> _Prompt_: When a line in the material contains the word "screenshot", copy it.

--- Records for this exercise Enclosed Below ---

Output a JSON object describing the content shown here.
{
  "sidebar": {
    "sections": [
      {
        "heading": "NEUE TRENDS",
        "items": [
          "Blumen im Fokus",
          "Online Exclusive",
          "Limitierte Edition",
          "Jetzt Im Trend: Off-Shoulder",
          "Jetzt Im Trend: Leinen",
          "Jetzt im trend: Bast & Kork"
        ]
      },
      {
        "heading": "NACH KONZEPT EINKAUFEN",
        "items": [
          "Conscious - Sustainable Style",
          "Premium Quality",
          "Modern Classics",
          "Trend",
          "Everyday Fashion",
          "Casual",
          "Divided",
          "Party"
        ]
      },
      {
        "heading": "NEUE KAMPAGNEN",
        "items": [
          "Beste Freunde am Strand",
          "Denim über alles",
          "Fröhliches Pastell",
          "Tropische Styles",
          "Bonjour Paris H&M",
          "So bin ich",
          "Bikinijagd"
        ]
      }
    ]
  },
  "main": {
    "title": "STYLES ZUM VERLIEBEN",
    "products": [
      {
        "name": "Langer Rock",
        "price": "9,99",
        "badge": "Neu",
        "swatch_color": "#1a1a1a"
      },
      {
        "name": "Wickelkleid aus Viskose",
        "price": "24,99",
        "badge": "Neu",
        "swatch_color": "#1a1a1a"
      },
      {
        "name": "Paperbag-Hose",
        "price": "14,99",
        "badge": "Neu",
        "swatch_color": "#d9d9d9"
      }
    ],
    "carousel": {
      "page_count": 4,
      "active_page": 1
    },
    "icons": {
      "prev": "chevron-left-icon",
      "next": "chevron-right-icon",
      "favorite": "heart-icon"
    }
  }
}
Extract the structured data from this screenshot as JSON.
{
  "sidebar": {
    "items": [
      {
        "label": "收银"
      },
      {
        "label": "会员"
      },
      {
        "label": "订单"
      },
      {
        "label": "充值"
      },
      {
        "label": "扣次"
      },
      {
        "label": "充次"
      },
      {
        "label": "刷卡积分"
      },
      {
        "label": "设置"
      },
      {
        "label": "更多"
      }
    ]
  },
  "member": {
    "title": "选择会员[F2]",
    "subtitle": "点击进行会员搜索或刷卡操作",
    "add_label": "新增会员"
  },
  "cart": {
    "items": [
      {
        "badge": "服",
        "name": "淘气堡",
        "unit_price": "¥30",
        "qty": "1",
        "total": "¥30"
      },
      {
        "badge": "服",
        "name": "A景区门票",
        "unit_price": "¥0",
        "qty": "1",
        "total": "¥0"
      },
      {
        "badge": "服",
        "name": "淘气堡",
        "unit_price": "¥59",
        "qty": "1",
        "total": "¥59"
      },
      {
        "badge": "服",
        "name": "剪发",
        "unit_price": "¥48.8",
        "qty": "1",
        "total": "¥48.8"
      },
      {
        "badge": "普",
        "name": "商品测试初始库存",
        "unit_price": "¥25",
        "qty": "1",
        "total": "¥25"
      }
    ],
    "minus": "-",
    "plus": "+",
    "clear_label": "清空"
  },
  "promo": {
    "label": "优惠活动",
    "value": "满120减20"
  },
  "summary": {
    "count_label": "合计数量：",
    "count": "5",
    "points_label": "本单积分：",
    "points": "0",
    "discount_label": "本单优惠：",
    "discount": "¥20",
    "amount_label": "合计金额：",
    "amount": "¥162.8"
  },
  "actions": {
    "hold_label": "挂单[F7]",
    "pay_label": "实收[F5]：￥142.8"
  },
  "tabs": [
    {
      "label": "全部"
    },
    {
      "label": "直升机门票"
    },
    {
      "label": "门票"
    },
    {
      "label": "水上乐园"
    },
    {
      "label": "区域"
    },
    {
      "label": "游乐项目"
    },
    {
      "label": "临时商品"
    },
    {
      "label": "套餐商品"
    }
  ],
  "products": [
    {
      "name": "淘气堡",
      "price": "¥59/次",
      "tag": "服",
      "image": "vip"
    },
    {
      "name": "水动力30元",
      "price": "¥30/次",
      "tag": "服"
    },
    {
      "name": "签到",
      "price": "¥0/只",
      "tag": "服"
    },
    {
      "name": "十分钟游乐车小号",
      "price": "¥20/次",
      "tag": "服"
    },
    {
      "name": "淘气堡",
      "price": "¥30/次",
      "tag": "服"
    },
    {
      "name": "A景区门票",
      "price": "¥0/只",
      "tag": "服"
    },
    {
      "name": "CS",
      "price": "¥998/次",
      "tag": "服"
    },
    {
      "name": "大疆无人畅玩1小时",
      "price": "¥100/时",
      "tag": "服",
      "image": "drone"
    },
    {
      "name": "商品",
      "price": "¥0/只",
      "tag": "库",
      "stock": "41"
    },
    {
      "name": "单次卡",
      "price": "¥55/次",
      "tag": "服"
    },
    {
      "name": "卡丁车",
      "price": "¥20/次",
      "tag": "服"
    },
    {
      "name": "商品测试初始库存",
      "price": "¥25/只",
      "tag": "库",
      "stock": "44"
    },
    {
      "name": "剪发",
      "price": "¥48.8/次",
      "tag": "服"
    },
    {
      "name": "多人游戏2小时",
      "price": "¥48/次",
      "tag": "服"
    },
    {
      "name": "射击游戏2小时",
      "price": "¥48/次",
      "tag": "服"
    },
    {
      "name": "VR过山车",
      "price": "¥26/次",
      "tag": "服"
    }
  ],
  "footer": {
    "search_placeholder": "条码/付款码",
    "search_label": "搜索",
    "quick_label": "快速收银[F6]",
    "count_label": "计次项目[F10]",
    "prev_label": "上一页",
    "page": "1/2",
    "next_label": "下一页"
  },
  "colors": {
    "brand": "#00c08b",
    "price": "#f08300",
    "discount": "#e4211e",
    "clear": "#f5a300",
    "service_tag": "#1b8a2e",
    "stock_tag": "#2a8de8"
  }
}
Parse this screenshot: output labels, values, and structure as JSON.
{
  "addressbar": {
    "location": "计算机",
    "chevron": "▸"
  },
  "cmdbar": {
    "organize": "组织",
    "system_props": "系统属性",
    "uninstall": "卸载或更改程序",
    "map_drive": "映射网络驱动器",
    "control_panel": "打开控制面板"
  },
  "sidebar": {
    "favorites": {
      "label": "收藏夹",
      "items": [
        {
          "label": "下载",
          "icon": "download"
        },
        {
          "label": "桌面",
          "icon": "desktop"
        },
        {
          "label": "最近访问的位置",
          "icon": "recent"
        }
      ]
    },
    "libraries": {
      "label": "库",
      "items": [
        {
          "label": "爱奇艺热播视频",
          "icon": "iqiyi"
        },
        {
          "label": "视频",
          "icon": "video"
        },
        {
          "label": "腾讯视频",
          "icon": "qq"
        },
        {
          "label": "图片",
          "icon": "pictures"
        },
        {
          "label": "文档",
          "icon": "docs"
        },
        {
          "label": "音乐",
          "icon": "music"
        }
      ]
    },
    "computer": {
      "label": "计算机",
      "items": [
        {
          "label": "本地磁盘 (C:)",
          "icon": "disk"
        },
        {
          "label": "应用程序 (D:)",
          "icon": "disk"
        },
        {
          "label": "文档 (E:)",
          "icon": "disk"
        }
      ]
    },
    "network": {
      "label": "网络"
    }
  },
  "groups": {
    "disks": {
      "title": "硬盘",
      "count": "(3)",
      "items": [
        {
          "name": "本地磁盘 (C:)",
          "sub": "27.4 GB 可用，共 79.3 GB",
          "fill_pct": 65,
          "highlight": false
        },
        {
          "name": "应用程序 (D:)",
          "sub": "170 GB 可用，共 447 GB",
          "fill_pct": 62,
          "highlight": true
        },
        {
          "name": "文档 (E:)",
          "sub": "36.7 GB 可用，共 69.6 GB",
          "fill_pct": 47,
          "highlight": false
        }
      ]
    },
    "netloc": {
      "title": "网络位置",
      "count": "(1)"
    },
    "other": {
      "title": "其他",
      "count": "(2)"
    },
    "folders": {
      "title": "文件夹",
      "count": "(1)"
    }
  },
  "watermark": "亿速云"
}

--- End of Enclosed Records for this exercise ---

> _Reply_:
Extract the structured data from this screenshot as JSON.
Parse this screenshot: output labels, values, and structure as JSON.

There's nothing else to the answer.